-- ENTRIES PROVIDED follows --

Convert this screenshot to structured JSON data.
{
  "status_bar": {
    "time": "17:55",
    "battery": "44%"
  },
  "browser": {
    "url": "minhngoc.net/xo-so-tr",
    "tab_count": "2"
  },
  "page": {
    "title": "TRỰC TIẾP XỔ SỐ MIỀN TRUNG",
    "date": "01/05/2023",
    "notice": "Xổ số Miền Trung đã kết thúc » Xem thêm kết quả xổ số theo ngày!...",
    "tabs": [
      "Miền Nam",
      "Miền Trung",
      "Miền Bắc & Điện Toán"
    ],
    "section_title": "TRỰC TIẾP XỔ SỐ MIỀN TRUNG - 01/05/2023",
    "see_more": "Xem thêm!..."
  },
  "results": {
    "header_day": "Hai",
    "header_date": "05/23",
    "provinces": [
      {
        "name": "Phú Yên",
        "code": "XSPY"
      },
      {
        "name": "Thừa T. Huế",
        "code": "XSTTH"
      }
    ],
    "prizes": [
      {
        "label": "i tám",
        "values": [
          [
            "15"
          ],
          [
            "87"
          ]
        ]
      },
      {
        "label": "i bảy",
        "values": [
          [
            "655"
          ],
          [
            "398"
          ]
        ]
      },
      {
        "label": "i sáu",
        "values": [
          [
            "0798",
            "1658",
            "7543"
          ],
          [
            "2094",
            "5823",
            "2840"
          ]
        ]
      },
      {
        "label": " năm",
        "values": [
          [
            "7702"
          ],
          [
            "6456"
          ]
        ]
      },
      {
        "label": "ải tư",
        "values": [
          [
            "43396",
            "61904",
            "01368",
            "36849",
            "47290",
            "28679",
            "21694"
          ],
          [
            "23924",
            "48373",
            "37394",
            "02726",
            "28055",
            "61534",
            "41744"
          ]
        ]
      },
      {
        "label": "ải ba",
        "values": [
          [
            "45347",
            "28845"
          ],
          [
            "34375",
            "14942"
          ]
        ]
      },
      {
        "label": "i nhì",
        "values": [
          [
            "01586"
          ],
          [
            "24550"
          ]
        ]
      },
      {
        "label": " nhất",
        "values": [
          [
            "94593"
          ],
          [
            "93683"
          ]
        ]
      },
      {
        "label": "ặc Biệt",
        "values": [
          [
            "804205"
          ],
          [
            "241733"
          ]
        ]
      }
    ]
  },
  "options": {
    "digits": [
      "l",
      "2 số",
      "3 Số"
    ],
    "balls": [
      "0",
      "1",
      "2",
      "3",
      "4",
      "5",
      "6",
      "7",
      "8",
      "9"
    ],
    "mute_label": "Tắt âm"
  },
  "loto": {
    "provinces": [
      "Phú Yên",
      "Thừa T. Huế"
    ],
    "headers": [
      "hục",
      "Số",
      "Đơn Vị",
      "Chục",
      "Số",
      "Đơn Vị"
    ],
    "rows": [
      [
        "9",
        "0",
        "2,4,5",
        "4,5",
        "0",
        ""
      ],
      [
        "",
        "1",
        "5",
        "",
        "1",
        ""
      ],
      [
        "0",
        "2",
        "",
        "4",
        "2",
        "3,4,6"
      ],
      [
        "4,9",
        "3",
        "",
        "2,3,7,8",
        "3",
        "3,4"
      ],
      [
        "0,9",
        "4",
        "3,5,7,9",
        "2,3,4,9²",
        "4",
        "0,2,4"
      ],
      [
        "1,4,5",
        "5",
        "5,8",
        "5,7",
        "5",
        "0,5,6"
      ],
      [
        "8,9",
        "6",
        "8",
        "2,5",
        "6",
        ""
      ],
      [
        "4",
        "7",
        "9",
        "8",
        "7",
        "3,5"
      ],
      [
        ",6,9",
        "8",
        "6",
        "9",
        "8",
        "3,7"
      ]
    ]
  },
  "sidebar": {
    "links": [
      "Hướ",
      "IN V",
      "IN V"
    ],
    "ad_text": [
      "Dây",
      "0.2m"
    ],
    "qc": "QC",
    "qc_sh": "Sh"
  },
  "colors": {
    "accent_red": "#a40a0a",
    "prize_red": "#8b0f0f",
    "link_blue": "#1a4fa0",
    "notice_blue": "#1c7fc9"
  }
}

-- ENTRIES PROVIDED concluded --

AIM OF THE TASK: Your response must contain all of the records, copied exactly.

ANSWER TO THIS EXERCISE:
Convert this screenshot to structured JSON data.
{
  "status_bar": {
    "time": "17:55",
    "battery": "44%"
  },
  "browser": {
    "url": "minhngoc.net/xo-so-tr",
    "tab_count": "2"
  },
  "page": {
    "title": "TRỰC TIẾP XỔ SỐ MIỀN TRUNG",
    "date": "01/05/2023",
    "notice": "Xổ số Miền Trung đã kết thúc » Xem thêm kết quả xổ số theo ngày!...",
    "tabs": [
      "Miền Nam",
      "Miền Trung",
      "Miền Bắc & Điện Toán"
    ],
    "section_title": "TRỰC TIẾP XỔ SỐ MIỀN TRUNG - 01/05/2023",
    "see_more": "Xem thêm!..."
  },
  "results": {
    "header_day": "Hai",
    "header_date": "05/23",
    "provinces": [
      {
        "name": "Phú Yên",
        "code": "XSPY"
      },
      {
        "name": "Thừa T. Huế",
        "code": "XSTTH"
      }
    ],
    "prizes": [
      {
        "label": "i tám",
        "values": [
          [
            "15"
          ],
          [
            "87"
          ]
        ]
      },
      {
        "label": "i bảy",
        "values": [
          [
            "655"
          ],
          [
            "398"
          ]
        ]
      },
      {
        "label": "i sáu",
        "values": [
          [
            "0798",
            "1658",
            "7543"
          ],
          [
            "2094",
            "5823",
            "2840"
          ]
        ]
      },
      {
        "label": " năm",
        "values": [
          [
            "7702"
          ],
          [
            "6456"
          ]
        ]
      },
      {
        "label": "ải tư",
        "values": [
          [
            "43396",
            "61904",
            "01368",
            "36849",
            "47290",
            "28679",
            "21694"
          ],
          [
            "23924",
            "48373",
            "37394",
            "02726",
            "28055",
            "61534",
            "41744"
          ]
        ]
      },
      {
        "label": "ải ba",
        "values": [
          [
            "45347",
            "28845"
          ],
          [
            "34375",
            "14942"
          ]
        ]
      },
      {
        "label": "i nhì",
        "values": [
          [
            "01586"
          ],
          [
            "24550"
          ]
        ]
      },
      {
        "label": " nhất",
        "values": [
          [
            "94593"
          ],
          [
            "93683"
          ]
        ]
      },
      {
        "label": "ặc Biệt",
        "values": [
          [
            "804205"
          ],
          [
            "241733"
          ]
        ]
      }
    ]
  },
  "options": {
    "digits": [
      "l",
      "2 số",
      "3 Số"
    ],
    "balls": [
      "0",
      "1",
      "2",
      "3",
      "4",
      "5",
      "6",
      "7",
      "8",
      "9"
    ],
    "mute_label": "Tắt âm"
  },
  "loto": {
    "provinces": [
      "Phú Yên",
      "Thừa T. Huế"
    ],
    "headers": [
      "hục",
      "Số",
      "Đơn Vị",
      "Chục",
      "Số",
      "Đơn Vị"
    ],
    "rows": [
      [
        "9",
        "0",
        "2,4,5",
        "4,5",
        "0",
        ""
      ],
      [
        "",
        "1",
        "5",
        "",
        "1",
        ""
      ],
      [
        "0",
        "2",
        "",
        "4",
        "2",
        "3,4,6"
      ],
      [
        "4,9",
        "3",
        "",
        "2,3,7,8",
        "3",
        "3,4"
      ],
      [
        "0,9",
        "4",
        "3,5,7,9",
        "2,3,4,9²",
        "4",
        "0,2,4"
      ],
      [
        "1,4,5",
        "5",
        "5,8",
        "5,7",
        "5",
        "0,5,6"
      ],
      [
        "8,9",
        "6",
        "8",
        "2,5",
        "6",
        ""
      ],
      [
        "4",
        "7",
        "9",
        "8",
        "7",
        "3,5"
      ],
      [
        ",6,9",
        "8",
        "6",
        "9",
        "8",
        "3,7"
      ]
    ]
  },
  "sidebar": {
    "links": [
      "Hướ",
      "IN V",
      "IN V"
    ],
    "ad_text": [
      "Dây",
      "0.2m"
    ],
    "qc": "QC",
    "qc_sh": "Sh"
  },
  "colors": {
    "accent_red": "#a40a0a",
    "prize_red": "#8b0f0f",
    "link_blue": "#1a4fa0",
    "notice_blue": "#1c7fc9"
  }
}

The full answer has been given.